--- Records for the exercise Enclosed Below ---

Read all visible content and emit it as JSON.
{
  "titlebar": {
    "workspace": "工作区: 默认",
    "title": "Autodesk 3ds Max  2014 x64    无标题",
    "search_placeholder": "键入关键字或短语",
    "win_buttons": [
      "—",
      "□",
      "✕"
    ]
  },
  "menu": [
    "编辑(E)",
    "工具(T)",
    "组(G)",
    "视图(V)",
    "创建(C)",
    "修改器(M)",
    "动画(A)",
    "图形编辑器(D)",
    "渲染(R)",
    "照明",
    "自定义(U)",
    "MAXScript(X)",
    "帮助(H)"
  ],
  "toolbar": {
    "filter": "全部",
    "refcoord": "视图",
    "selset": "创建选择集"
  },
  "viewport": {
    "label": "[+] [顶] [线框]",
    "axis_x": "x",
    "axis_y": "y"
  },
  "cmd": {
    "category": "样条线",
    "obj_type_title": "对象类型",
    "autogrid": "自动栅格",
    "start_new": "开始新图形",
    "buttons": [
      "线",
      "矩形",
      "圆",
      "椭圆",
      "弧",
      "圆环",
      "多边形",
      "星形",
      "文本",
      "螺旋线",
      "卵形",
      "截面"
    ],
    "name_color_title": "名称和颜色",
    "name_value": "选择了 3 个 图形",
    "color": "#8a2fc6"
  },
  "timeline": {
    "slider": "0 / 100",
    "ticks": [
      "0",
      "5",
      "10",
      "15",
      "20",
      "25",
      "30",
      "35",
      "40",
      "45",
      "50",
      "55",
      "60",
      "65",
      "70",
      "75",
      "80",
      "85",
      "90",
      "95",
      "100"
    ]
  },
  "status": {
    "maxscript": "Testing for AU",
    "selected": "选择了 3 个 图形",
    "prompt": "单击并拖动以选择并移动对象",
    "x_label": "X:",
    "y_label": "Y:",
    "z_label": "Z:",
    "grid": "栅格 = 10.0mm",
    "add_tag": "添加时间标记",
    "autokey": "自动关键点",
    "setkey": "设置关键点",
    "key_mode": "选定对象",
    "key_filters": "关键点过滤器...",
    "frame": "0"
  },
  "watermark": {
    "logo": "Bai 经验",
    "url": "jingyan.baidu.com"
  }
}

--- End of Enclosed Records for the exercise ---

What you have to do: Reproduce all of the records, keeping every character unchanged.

Exercise output:
Read all visible content and emit it as JSON.
{
  "titlebar": {
    "workspace": "工作区: 默认",
    "title": "Autodesk 3ds Max  2014 x64    无标题",
    "search_placeholder": "键入关键字或短语",
    "win_buttons": [
      "—",
      "□",
      "✕"
    ]
  },
  "menu": [
    "编辑(E)",
    "工具(T)",
    "组(G)",
    "视图(V)",
    "创建(C)",
    "修改器(M)",
    "动画(A)",
    "图形编辑器(D)",
    "渲染(R)",
    "照明",
    "自定义(U)",
    "MAXScript(X)",
    "帮助(H)"
  ],
  "toolbar": {
    "filter": "全部",
    "refcoord": "视图",
    "selset": "创建选择集"
  },
  "viewport": {
    "label": "[+] [顶] [线框]",
    "axis_x": "x",
    "axis_y": "y"
  },
  "cmd": {
    "category": "样条线",
    "obj_type_title": "对象类型",
    "autogrid": "自动栅格",
    "start_new": "开始新图形",
    "buttons": [
      "线",
      "矩形",
      "圆",
      "椭圆",
      "弧",
      "圆环",
      "多边形",
      "星形",
      "文本",
      "螺旋线",
      "卵形",
      "截面"
    ],
    "name_color_title": "名称和颜色",
    "name_value": "选择了 3 个 图形",
    "color": "#8a2fc6"
  },
  "timeline": {
    "slider": "0 / 100",
    "ticks": [
      "0",
      "5",
      "10",
      "15",
      "20",
      "25",
      "30",
      "35",
      "40",
      "45",
      "50",
      "55",
      "60",
      "65",
      "70",
      "75",
      "80",
      "85",
      "90",
      "95",
      "100"
    ]
  },
  "status": {
    "maxscript": "Testing for AU",
    "selected": "选择了 3 个 图形",
    "prompt": "单击并拖动以选择并移动对象",
    "x_label": "X:",
    "y_label": "Y:",
    "z_label": "Z:",
    "grid": "栅格 = 10.0mm",
    "add_tag": "添加时间标记",
    "autokey": "自动关键点",
    "setkey": "设置关键点",
    "key_mode": "选定对象",
    "key_filters": "关键点过滤器...",
    "frame": "0"
  },
  "watermark": {
    "logo": "Bai 经验",
    "url": "jingyan.baidu.com"
  }
}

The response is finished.